→ WHAT IS NEEDED: Scan the data. Collect each line that contains the word "icon".

→ RECORDS TO USE:
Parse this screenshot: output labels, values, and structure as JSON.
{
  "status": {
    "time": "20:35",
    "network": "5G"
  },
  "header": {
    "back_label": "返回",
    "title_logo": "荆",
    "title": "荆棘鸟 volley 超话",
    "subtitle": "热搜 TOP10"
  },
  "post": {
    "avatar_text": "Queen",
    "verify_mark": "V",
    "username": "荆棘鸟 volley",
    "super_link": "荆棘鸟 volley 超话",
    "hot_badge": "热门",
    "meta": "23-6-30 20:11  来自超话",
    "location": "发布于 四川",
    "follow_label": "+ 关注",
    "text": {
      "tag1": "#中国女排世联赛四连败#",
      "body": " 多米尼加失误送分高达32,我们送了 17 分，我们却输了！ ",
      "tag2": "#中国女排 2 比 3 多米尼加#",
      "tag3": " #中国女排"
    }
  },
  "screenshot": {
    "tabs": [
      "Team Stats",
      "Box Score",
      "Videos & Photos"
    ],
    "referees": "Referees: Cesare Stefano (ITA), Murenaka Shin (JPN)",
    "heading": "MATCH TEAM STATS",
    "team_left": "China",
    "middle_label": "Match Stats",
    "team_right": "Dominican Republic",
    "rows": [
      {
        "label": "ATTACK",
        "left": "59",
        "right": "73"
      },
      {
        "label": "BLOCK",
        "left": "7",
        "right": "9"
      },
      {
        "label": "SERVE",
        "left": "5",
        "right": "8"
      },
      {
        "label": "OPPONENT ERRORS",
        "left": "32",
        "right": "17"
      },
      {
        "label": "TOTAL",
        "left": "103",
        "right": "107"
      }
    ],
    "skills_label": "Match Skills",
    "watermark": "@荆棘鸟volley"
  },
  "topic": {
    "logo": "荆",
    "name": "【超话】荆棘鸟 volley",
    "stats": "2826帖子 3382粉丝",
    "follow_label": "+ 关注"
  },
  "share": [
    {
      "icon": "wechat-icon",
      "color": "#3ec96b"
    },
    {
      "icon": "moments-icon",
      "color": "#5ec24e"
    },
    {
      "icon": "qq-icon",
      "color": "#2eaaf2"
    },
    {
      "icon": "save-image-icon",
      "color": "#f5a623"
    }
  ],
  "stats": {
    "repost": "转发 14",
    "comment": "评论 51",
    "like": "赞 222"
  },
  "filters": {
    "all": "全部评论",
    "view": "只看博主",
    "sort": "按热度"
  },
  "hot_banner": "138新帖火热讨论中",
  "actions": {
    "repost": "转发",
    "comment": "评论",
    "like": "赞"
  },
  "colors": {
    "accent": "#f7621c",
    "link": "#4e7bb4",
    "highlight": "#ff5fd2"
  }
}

→ ANSWER FOR THIS EXERCISE:
      "icon": "wechat-icon",
      "icon": "moments-icon",
      "icon": "qq-icon",
      "icon": "save-image-icon",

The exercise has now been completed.